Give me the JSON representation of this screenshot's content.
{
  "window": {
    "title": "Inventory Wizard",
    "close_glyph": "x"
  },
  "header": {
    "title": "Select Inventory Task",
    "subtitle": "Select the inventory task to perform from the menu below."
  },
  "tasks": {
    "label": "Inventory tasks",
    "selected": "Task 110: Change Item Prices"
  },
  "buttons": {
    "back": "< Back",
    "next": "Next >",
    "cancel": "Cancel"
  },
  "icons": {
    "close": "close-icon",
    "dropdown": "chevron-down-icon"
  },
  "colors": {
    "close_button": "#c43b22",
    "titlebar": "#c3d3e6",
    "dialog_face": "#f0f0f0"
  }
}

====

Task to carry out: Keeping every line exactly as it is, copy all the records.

Output:
Give me the JSON representation of this screenshot's content.
{
  "window": {
    "title": "Inventory Wizard",
    "close_glyph": "x"
  },
  "header": {
    "title": "Select Inventory Task",
    "subtitle": "Select the inventory task to perform from the menu below."
  },
  "tasks": {
    "label": "Inventory tasks",
    "selected": "Task 110: Change Item Prices"
  },
  "buttons": {
    "back": "< Back",
    "next": "Next >",
    "cancel": "Cancel"
  },
  "icons": {
    "close": "close-icon",
    "dropdown": "chevron-down-icon"
  },
  "colors": {
    "close_button": "#c43b22",
    "titlebar": "#c3d3e6",
    "dialog_face": "#f0f0f0"
  }
}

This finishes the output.